(The data Opens)
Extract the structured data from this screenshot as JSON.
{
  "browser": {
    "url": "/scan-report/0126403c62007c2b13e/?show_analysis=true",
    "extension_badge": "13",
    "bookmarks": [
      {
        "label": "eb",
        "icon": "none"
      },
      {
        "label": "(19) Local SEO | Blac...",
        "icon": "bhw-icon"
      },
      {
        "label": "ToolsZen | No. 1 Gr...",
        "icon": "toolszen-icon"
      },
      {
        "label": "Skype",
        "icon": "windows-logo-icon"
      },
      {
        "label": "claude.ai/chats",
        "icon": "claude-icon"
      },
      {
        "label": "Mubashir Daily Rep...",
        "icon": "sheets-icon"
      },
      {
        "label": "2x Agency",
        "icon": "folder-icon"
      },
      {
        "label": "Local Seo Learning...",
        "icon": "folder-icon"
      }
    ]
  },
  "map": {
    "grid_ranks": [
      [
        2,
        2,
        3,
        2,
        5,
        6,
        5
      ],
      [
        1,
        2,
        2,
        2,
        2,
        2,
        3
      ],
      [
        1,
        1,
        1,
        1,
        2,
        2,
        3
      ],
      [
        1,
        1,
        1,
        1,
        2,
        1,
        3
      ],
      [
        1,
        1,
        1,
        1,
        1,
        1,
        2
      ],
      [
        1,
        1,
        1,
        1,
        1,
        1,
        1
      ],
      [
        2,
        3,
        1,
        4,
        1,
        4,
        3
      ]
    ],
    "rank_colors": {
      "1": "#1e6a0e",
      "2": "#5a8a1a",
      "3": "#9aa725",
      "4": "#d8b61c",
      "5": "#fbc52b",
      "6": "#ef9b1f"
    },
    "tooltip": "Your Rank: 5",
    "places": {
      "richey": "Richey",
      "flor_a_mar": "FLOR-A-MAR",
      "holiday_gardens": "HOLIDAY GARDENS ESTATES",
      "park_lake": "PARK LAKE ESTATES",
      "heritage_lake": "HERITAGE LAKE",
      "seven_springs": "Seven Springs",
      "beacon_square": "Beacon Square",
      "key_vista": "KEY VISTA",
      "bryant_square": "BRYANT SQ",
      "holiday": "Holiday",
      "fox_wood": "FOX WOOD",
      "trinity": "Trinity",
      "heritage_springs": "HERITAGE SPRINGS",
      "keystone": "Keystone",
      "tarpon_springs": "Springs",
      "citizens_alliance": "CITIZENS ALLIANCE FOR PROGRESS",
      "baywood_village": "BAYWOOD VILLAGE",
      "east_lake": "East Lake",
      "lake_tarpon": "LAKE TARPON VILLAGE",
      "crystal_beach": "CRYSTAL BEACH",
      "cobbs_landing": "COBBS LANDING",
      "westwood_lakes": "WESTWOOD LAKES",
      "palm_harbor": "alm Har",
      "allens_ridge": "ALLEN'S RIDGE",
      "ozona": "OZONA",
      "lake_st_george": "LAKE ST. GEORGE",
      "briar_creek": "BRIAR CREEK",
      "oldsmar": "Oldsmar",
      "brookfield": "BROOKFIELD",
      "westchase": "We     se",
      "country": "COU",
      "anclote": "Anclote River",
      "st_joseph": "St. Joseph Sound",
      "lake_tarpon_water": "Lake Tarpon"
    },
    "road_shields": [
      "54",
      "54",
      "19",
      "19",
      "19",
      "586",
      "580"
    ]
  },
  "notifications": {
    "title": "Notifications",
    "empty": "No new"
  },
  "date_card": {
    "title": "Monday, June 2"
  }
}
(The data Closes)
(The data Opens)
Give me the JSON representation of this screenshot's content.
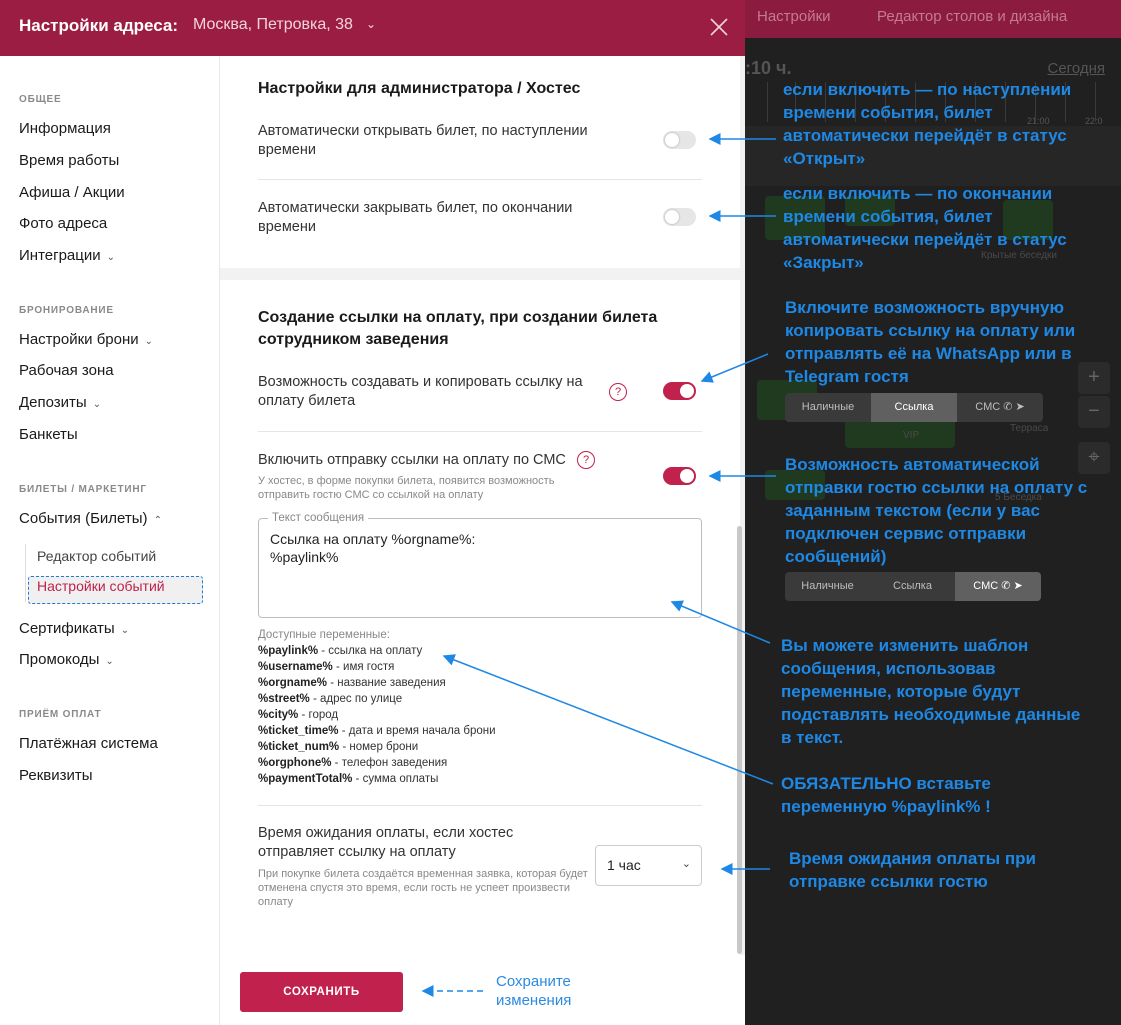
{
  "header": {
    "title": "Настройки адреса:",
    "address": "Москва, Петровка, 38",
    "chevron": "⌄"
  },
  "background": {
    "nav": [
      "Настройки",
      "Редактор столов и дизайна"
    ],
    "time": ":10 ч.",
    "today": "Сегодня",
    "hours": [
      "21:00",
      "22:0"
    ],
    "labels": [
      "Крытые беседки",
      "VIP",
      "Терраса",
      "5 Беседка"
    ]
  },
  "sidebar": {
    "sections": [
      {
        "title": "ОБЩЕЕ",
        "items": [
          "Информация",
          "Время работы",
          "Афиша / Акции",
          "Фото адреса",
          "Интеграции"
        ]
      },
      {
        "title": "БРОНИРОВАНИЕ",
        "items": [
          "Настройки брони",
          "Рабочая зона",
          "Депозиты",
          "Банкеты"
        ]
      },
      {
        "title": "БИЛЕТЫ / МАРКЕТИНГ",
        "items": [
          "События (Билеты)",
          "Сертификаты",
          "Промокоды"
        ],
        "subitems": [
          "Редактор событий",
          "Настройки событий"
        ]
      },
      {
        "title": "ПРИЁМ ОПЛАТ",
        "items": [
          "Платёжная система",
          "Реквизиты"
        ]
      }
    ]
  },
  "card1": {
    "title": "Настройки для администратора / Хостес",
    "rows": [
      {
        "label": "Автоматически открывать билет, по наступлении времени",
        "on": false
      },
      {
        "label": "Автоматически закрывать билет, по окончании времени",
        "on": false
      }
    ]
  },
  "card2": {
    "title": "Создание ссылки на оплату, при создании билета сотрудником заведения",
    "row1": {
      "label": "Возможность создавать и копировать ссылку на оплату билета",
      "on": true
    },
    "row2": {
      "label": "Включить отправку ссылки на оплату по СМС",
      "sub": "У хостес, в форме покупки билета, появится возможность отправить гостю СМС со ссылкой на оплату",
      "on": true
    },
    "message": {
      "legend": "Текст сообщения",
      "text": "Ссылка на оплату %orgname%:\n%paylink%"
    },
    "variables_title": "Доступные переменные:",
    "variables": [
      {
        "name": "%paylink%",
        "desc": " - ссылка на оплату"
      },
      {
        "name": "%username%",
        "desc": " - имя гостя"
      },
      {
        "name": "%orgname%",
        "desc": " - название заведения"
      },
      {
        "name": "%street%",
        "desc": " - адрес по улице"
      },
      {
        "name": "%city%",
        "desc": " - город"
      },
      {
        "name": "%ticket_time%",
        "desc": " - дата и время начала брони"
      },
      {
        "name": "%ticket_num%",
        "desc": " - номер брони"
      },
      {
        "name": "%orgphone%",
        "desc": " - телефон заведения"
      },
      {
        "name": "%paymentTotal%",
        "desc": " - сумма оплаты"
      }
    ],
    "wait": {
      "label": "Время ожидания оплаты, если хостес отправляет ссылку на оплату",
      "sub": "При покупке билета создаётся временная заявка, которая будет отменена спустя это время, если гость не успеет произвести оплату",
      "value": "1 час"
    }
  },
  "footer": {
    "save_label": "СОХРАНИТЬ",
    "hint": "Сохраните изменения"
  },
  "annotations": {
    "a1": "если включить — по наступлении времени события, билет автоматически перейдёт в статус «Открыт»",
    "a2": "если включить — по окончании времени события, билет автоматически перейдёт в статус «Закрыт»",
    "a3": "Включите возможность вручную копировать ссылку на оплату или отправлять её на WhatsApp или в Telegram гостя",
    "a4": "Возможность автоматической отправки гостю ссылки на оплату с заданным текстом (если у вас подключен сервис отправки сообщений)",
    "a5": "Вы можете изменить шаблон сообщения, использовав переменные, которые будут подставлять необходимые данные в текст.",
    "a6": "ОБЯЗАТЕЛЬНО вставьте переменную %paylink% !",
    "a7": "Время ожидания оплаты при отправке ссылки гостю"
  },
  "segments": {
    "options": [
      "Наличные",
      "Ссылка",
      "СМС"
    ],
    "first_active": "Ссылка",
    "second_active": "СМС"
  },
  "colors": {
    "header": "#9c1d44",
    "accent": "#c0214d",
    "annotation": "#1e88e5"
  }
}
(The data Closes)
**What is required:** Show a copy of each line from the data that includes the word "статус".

**Task answer:**
    "a1": "если включить — по наступлении времени события, билет автоматически перейдёт в статус «Открыт»",
    "a2": "если включить — по окончании времени события, билет автоматически перейдёт в статус «Закрыт»",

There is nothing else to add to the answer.